Friday, January 29, 2010
I Want My Fugu!
There’s a question on my mind, and it’s one I’ve mulled over for years, ever since Homer Simpson demanded fugu (河豚) at a Japanese restaurant, that time when the sushi chef was out canoodling Ms. Krabappel on the backseat of her car. Cue assistant chef’s stressful splicing and dicing of the deflating delicacy.
For those precious insular types without an operational TV who may’ve missed this episode, and double-up on the offense by having no access to Wikipedia or even a moth-eaten edition of the Encylopædia Britannica, fugu is the Japanese name for blowfish, and the majority of these fish have extremely high levels of a neurotoxin called tetrodotoxin in their ovaries, liver, intestines, gonads and skin.
These little fellas, with a penchant for getting sizable relatively quickly, in fact get honorable mention on both Wikipedia and in the Britannica for being the second most-poisonous vertebrates in the world.
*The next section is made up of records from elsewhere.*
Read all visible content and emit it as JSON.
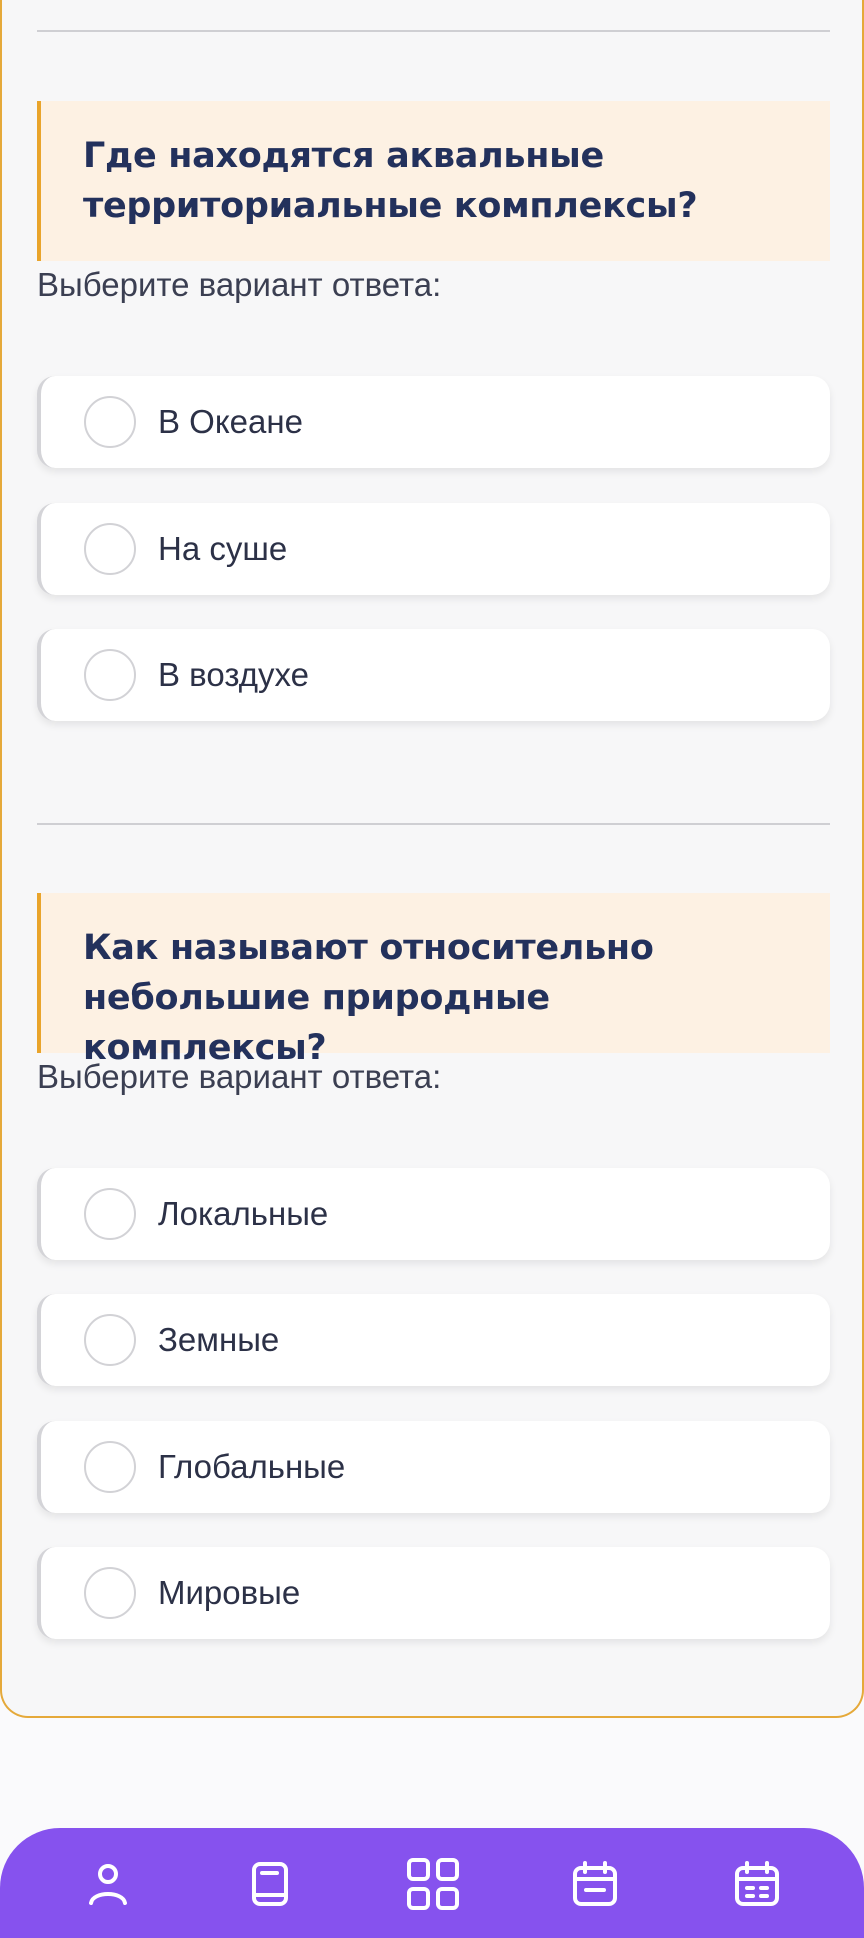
{
  "colors": {
    "accent": "#e9a42b",
    "question_bg": "#fdf1e3",
    "question_text": "#23315c",
    "nav_bg": "#8652ee"
  },
  "questions": [
    {
      "text": "Где находятся аквальные территориальные комплексы?",
      "prompt": "Выберите вариант ответа:",
      "options": [
        "В Океане",
        "На суше",
        "В воздухе"
      ]
    },
    {
      "text": "Как называют относительно небольшие природные комплексы?",
      "prompt": "Выберите вариант ответа:",
      "options": [
        "Локальные",
        "Земные",
        "Глобальные",
        "Мировые"
      ]
    }
  ],
  "bottom_nav": {
    "items": [
      {
        "icon": "user-icon"
      },
      {
        "icon": "book-icon"
      },
      {
        "icon": "grid-icon"
      },
      {
        "icon": "calendar-icon"
      },
      {
        "icon": "calendar-grid-icon"
      }
    ]
  }
}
There’s also no antidote. That doesn’t seem to faze the Japanese, though - apparently some 10,000 tons are consumed here each year.
When I first came over from Australia, I really had no choice but to play Homer and indulge in the expensive dish, and the best way to have fugu is sashimi-style, sliced exceptionally thin and raw, and served with a special dipping sauce called ponzu (a canny blend of citrus juice and soy sauce).
You can also have it deep fried or conjured up in a nabe (hot pot), but for me it’s sensational as sashimi, combined with fugu hirezake: Toasted fugu fin served in hot saké. It smells a wee bit fishy, but has quite the celebratory kick to it.
You can usually tell the fugu eateries by the huge store-front tanks full of the fish: Swimming, carousing, looking a little the worse-for-wear, and occasionally floating listlessly upside down.
The allusion of those bottom up types runs a little close to home when it comes to fugu.
Both in fiction and reality the fish has had a huge impact on the culture of this country. While it’s the foodstuff of kings (but not the emperor, apparently), lauded in haiku, and all Japanese office workers with big annual bonuses aspire to tuck into the aquatic delight, there’s a hint of the morbid and suicidal involved, along with some mention of egos quashed. Fugu, while outrageously priced, is the Russian roulette of the wining and dining set - and fatality is, after all, the great leveler.
Theatrical rumor has it that the flamboyant Chairman Kaga (played by actor Takeshi Kaga), of Iron Chef notoriety, died of fugu poisoning after the series ended in Japan, but kabuki star Bando Mitsugoro VIII really did die (of paralysis and asphyxiation) just hours after a stint in a Kyoto restaurant in 1975 - having thrown care to the winds, boasting invulnerability, and tossed down four of the fish’s highly-toxic livers.
And then there’s that question I hinted at earlier, the one that’s followed me ever since I saw Homer carted off to hospital with suspected fugu poisoning.
The origin of the fish’s consumption in Japan remains unclear - it definitely goes back centuries, and there’ve been possible fugu table scraps found in burial mounds that date back to the Jomon Period, over 2,400 years ago.
The question for me is this: Who were the very first people who decided to snack on this exceptionally unattractive fish, and how on earth did they work out which bits were OK for consumption, and which other parts would grant them slow, excruciating death?
Were short staws involved? Furry dice? Some kind of class-system pecking order? Or just manic rounds of jan-ken-pon (rock-paper-scissors)?
Personally, every time I eat fugu (which has actually been only twice), I canonize the experience - then spend the rest of the night fretting that I’ll die in my sleep, much like the unluckier pioneers of aquatic vertebratic cuisine before me.